Parallel implementation of the Basic Linear Algebra System for symmetric multi processing boxes.Currently only a few algorithms are parallelised; the others are fully functional, but run in sequential mode.Parallelised are:
- All Implemented Interfaces:
assign(A,function)(generalized matrix scaling/transform): Strong speedup only for expensive functions like logarithm, sin, etc.
assign(A,B,function)(generalized matrix scaling/transform): Strong speedup only for expensive functions like pow etc.
UsageCall the static method
allocateBlas(int, cern.colt.matrix.linalg.Blas)at the very beginning of your program, supplying the main parameter for SmpBlas, the number of available CPUs.The method sets the public global variable SmpBlas.smpBlas to a blas using a maximum of CPUs threads, each concurrently processing matrix blocks with the given sequential blas algorithms.Normally there is no need to call allocateBlas more than once.Then use SmpBlas.smpBlas.someRoutine(...) to run someRoutine in parallel.E.g.
Even if you don't call a blas routine yourself, it often makes sense to allocate a SmpBlas, because other matrix library routines sometimes call the blas.So if you're lucky, you get parallel performance for free.
int cpu_s = 4;SmpBlas.allocateBlas(cpu_s, SeqBlas.seqBlas);...SmpBlas.smpBlas.dgemm(...)SmpBlas.smpBlas.dgemv(...)
- Unfortunately, there is no portable means of automatically detecting thenumber of CPUs on a JVM, so there is no good way to automate defaults.
- Only improves performance on boxes with > 1 CPUs and VMs with native threads.
- Currently only improves performance when working on dense matrix types.

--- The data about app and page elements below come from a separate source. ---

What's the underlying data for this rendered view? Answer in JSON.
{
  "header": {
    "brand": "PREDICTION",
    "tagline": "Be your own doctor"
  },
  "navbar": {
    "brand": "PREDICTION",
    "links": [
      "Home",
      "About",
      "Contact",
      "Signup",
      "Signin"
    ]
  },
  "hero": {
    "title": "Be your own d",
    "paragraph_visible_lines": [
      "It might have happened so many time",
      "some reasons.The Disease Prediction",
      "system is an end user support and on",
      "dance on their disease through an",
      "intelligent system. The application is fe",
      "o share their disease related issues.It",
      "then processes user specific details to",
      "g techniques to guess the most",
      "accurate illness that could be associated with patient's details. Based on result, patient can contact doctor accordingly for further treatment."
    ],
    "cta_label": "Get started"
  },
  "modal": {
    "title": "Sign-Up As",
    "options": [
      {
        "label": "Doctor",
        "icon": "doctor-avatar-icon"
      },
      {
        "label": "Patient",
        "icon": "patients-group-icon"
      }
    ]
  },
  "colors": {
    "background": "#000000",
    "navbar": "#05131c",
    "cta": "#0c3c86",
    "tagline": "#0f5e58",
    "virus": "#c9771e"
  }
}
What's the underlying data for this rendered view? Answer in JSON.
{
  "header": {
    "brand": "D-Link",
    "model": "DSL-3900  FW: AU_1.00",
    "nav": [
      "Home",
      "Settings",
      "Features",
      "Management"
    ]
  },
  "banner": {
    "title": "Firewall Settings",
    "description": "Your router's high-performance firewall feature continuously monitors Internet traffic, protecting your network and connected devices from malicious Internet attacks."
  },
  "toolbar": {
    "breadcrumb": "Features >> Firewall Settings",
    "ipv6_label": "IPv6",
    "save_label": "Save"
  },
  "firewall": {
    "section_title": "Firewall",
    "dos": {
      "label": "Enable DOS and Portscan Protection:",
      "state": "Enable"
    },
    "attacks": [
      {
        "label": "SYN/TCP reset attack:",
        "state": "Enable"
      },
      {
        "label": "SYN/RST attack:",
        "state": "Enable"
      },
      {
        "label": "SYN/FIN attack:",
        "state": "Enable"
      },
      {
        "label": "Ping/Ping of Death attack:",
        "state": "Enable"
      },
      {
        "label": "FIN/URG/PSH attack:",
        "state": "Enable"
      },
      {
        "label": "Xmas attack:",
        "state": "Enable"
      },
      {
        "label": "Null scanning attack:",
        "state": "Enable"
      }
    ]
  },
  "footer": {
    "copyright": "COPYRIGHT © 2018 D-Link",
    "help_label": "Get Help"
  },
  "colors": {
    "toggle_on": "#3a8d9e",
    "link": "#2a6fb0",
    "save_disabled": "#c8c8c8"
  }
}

On sparse types, performance is likely to degrade (because of the implementation of sub-range views)!
- Implemented using Doug Lea's fast lightweight task framework (
EDU.oswego.cs.dl.util.concurrent) built upon Java threads, and geared for parallel computation.
- See Also: